Today 15 may seem a young age to get married and 17 a young age to have children,
but it was quite normal at the time. Martha Jane herself had her first child,
when she was 17. The census records tells of many women who had
children even yonger than 17. In 1871 Ann had her second known child, Ida V. She may
have had more children between 1861 and 1871, but if so, they are not registered.
One of the more malicious versions of the legend tells that Ann had several
white and mulatto children, but that she got rid of them by throwing the
newborns into the pigsty. Even if the purpose of this story is to incriminate
Ann, it can be true.
At the time of the murder Ann lived in a small one-room cabin with her husband
James and Pauline Foster. The cabin had only three beds which may explain why the
5-year-old daughter did not stay at home. Ann, Pauline and James each had one bed,
but Pauline explained that it often happened that Tom Dooley and Ann Melton
shared a bed while she and James each slept in one of the other two. In fact, some
said, that Ann was more married to Tom than to James Melton. Later a very
persistent rumor was told, that Tom, not James Melton was the father of her oldest
daughter *. In the spring of 1866 she went to see Dr. Carter and was diagnosed
with syphilis. She thought that she had been infected by Tom Dooley, who in turn,
had been infected by Laura Foster. Pauline Foster told at one point during the
proceedings that Ann and James did not sleep with each other, but it may not be
entirely correct, because when Ann was diagnosed with syphilis, she told Pauline
that she would fool James to believe that she had got the disease from him, so
some sexual relations between the spouses must have taken place. If not, such a
plan would have been somewhat unrealistic and naive.

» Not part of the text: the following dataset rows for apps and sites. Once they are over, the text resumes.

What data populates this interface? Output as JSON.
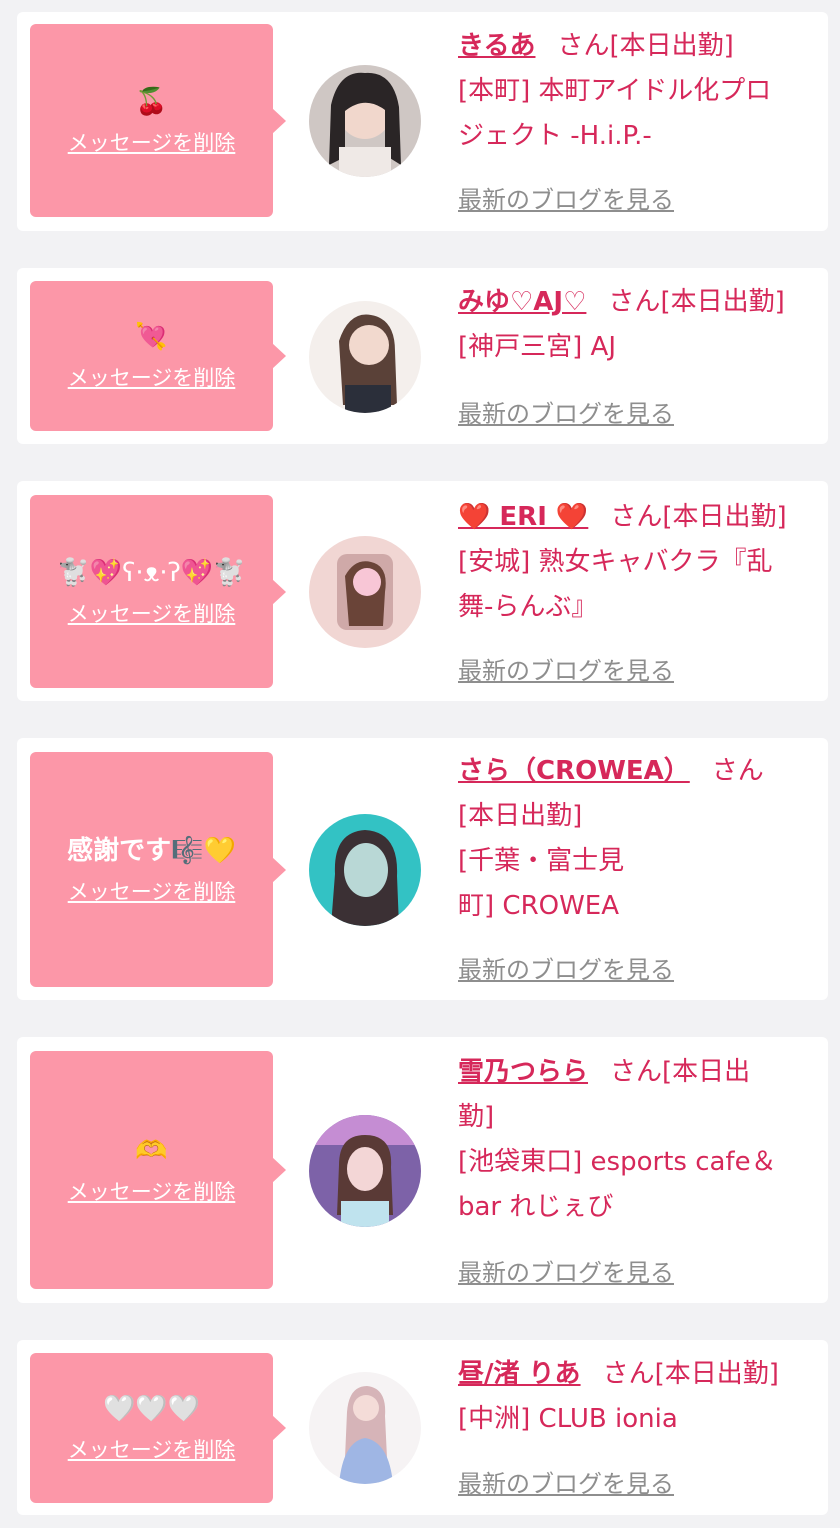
{
  "delete_label": "メッセージを削除",
  "blog_label": "最新のブログを見る",
  "suffix": "さん",
  "cards": [
    {
      "message": "🍒",
      "name": "きるあ",
      "attendance": "[本日出勤]",
      "shop_line1": "[本町] 本町アイドル化プロ",
      "shop_line2": "ジェクト -H.i.P.-"
    },
    {
      "message": "💘",
      "name": "みゆ♡AJ♡",
      "attendance": "[本日出勤]",
      "shop_line1": "[神戸三宮] AJ"
    },
    {
      "message": "🐩💖ʕ·ᴥ·ʔ💖🐩",
      "name": "❤️ ERI ❤️",
      "attendance": "[本日出勤]",
      "shop_line1": "[安城] 熟女キャバクラ『乱",
      "shop_line2": "舞-らんぶ』"
    },
    {
      "message": "感謝です🎼💛",
      "name": "さら（CROWEA）",
      "attendance": "[本日出勤]",
      "shop_line1": "[千葉・富士見",
      "shop_line2": "町] CROWEA"
    },
    {
      "message": "🫶",
      "name": "雪乃つらら",
      "attendance_line1": "[本日出",
      "attendance_line2": "勤]",
      "shop_line1": "[池袋東口] esports cafe＆",
      "shop_line2": "bar れじぇび"
    },
    {
      "message": "🤍🤍🤍",
      "name": "昼/渚 りあ",
      "attendance": "[本日出勤]",
      "shop_line1": "[中洲] CLUB ionia"
    }
  ],
  "colors": {
    "accent": "#d6285a",
    "bubble": "#fc97a8",
    "link_gray": "#8e8e8e",
    "background": "#f2f2f4"
  }
}
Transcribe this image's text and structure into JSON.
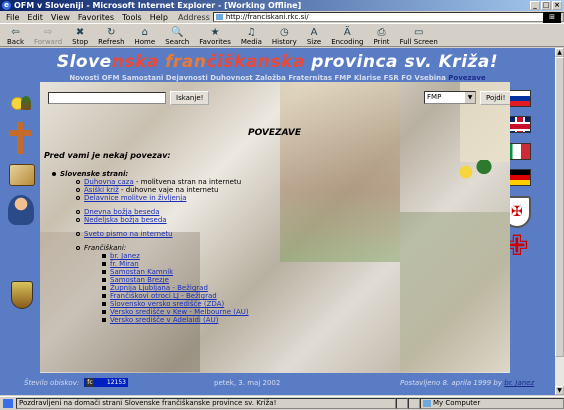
{
  "window": {
    "title": "OFM v Sloveniji - Microsoft Internet Explorer - [Working Offline]",
    "buttons": [
      "_",
      "□",
      "×"
    ]
  },
  "menu": [
    "File",
    "Edit",
    "View",
    "Favorites",
    "Tools",
    "Help"
  ],
  "address": {
    "label": "Address",
    "url": "http://franciskani.rkc.si/"
  },
  "toolbar": [
    {
      "label": "Back",
      "icon": "back-icon",
      "glyph": "⇦",
      "enabled": true
    },
    {
      "label": "Forward",
      "icon": "forward-icon",
      "glyph": "⇨",
      "enabled": false
    },
    {
      "label": "Stop",
      "icon": "stop-icon",
      "glyph": "✖",
      "enabled": true
    },
    {
      "label": "Refresh",
      "icon": "refresh-icon",
      "glyph": "↻",
      "enabled": true
    },
    {
      "label": "Home",
      "icon": "home-icon",
      "glyph": "⌂",
      "enabled": true
    },
    {
      "label": "Search",
      "icon": "search-icon",
      "glyph": "🔍",
      "enabled": true
    },
    {
      "label": "Favorites",
      "icon": "favorites-icon",
      "glyph": "★",
      "enabled": true
    },
    {
      "label": "Media",
      "icon": "media-icon",
      "glyph": "♫",
      "enabled": true
    },
    {
      "label": "History",
      "icon": "history-icon",
      "glyph": "◷",
      "enabled": true
    },
    {
      "label": "Size",
      "icon": "size-icon",
      "glyph": "A",
      "enabled": true
    },
    {
      "label": "Encoding",
      "icon": "encoding-icon",
      "glyph": "Ä",
      "enabled": true
    },
    {
      "label": "Print",
      "icon": "print-icon",
      "glyph": "⎙",
      "enabled": true
    },
    {
      "label": "Full Screen",
      "icon": "fullscreen-icon",
      "glyph": "▭",
      "enabled": true
    }
  ],
  "site": {
    "title_parts": [
      "Slove",
      "nska ",
      "fran",
      "čiškanska",
      " provinca sv. Križa!"
    ],
    "nav": [
      "Novosti",
      "OFM",
      "Samostani",
      "Dejavnosti",
      "Duhovnost",
      "Založba",
      "Fraternitas",
      "FMP",
      "Klarise",
      "FSR",
      "FO",
      "Vsebina"
    ],
    "nav_current": "Povezave"
  },
  "search": {
    "button": "Iskanje!",
    "value": ""
  },
  "selector": {
    "selected": "FMP",
    "button": "Pojdi!"
  },
  "content": {
    "heading": "POVEZAVE",
    "intro": "Pred vami je nekaj povezav:",
    "section1": "Slovenske strani:",
    "links1": [
      {
        "link": "Duhovna caza",
        "desc": " - molitvena stran na internetu"
      },
      {
        "link": "Asiški križ",
        "desc": " - duhovne vaje na internetu"
      },
      {
        "link": "Delavnice molitve in življenja",
        "desc": ""
      }
    ],
    "links2": [
      "Dnevna božja beseda",
      "Nedeljska božja beseda"
    ],
    "links3": [
      "Sveto pismo na internetu"
    ],
    "section2": "Frančiškani:",
    "franciscans": [
      "br. Janez",
      "fr. Miran",
      "Samostan Kamnik",
      "Samostan Brezje",
      "Župnija Ljubljana - Bežigrad",
      "Frančiškovi otroci LJ - Bežigrad",
      "Slovensko versko središče (ZDA)",
      "Versko središče v Kew - Melbourne (AU)",
      "Versko središče v Adelaidi (AU)"
    ]
  },
  "footer": {
    "visits_label": "Število obiskov:",
    "counter_prefix": "fc",
    "counter": "12153",
    "date": "petek, 3. maj 2002",
    "posted": "Postavljeno 8. aprila 1999 by",
    "author": "br. Janez"
  },
  "status": {
    "text": "Pozdravljeni na domači strani Slovenske frančiškanske province sv. Križa!",
    "zone": "My Computer"
  }
}
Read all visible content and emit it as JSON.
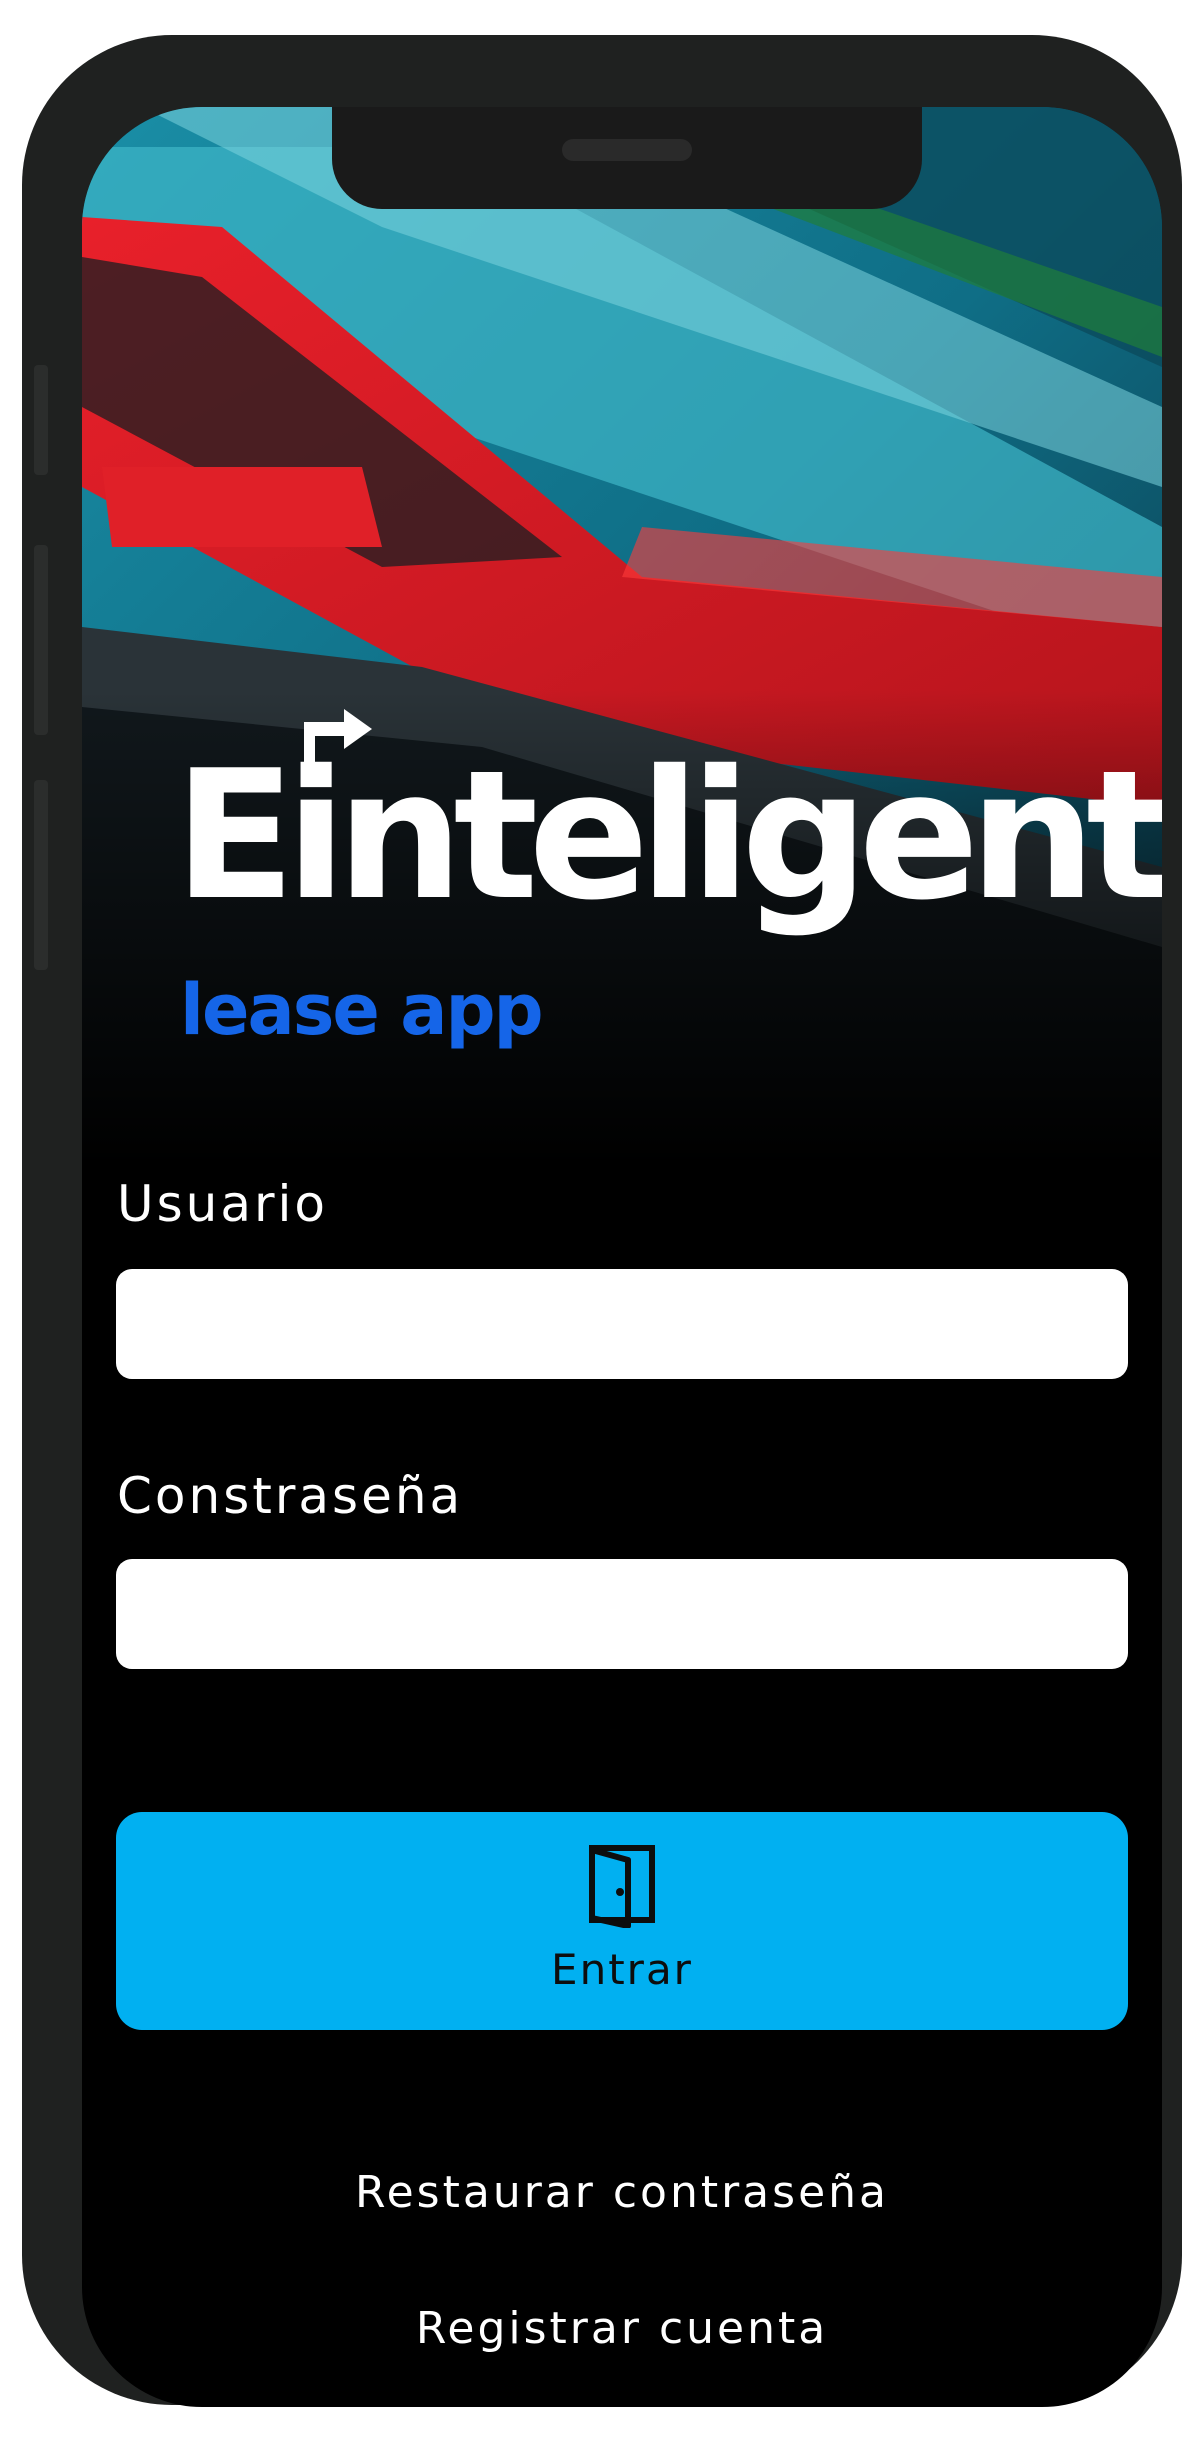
{
  "brand": {
    "name": "Einteligent",
    "tagline": "lease app",
    "colors": {
      "wordmark": "#ffffff",
      "tagline": "#1565e8"
    }
  },
  "hero": {
    "image": "parked-cars-photo"
  },
  "form": {
    "username_label": "Usuario",
    "username_value": "",
    "password_label": "Constraseña",
    "password_value": ""
  },
  "actions": {
    "enter_label": "Entrar",
    "enter_icon": "door-enter-icon",
    "enter_color": "#01b0f1",
    "restore_label": "Restaurar contraseña",
    "register_label": "Registrar cuenta"
  }
}
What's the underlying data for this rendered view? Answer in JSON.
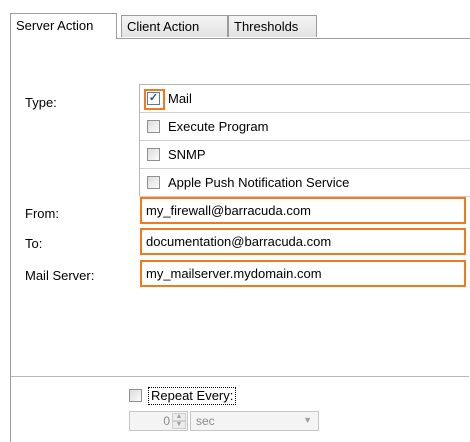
{
  "tabs": [
    {
      "label": "Server Action",
      "active": true
    },
    {
      "label": "Client Action",
      "active": false
    },
    {
      "label": "Thresholds",
      "active": false
    }
  ],
  "type_section": {
    "label": "Type:",
    "options": [
      {
        "label": "Mail",
        "checked": true
      },
      {
        "label": "Execute Program",
        "checked": false
      },
      {
        "label": "SNMP",
        "checked": false
      },
      {
        "label": "Apple Push Notification Service",
        "checked": false
      }
    ]
  },
  "fields": {
    "from": {
      "label": "From:",
      "value": "my_firewall@barracuda.com"
    },
    "to": {
      "label": "To:",
      "value": "documentation@barracuda.com"
    },
    "mail_server": {
      "label": "Mail Server:",
      "value": "my_mailserver.mydomain.com"
    }
  },
  "repeat": {
    "label": "Repeat Every:",
    "checked": false,
    "value": "0",
    "unit": "sec"
  },
  "colors": {
    "highlight": "#f07a1c",
    "border": "#9c9c9c"
  }
}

When Ann was arrested after the discovery of Lauras's body, she was imprisoned in the Wilkes County Jail, in a cell next to Tom Dooley's. Here she sat about a month before they were both transferred to the Iredell County Jail in Statesville. Unlike Tom, who never returned to Wilkes County, Ann was only in prison in Statesville until April 25, 1868, after which she was taken back to Wilkesboro where she was waiting for her own case to go to trial in October 1868. Why she was taken back to the Wilkesboro when the date of Tom Dooley's execution was determined, we do not know today, bit it was probably to save some money for the county. The Statesville jailor were paid by Wilkes County to keep Ann in jail and an extra fee a so-called kedy-fee) whenever she was taken from her cell to the courthouse and back again. Such fees did not apply if she was in the county's own jail, as the county had to pay the jailor anyhow.
died in 1873 (perhaps as late as 1874, according to her newly raised tombstone).
Exactly when and how is not known. Legend has it that she died after an accident
with an ox cart that rolled over her, and there are some who even today,
will show you the exact spot on Gladys Fork Road where the accident happened. John Foster West and others points
out, however, the possibility that she died of neurosyphilis in the terminal stage, as the symptoms
mentioned in connection with her death, are consistent with such an
explanation. We may unfortunately never know for sure.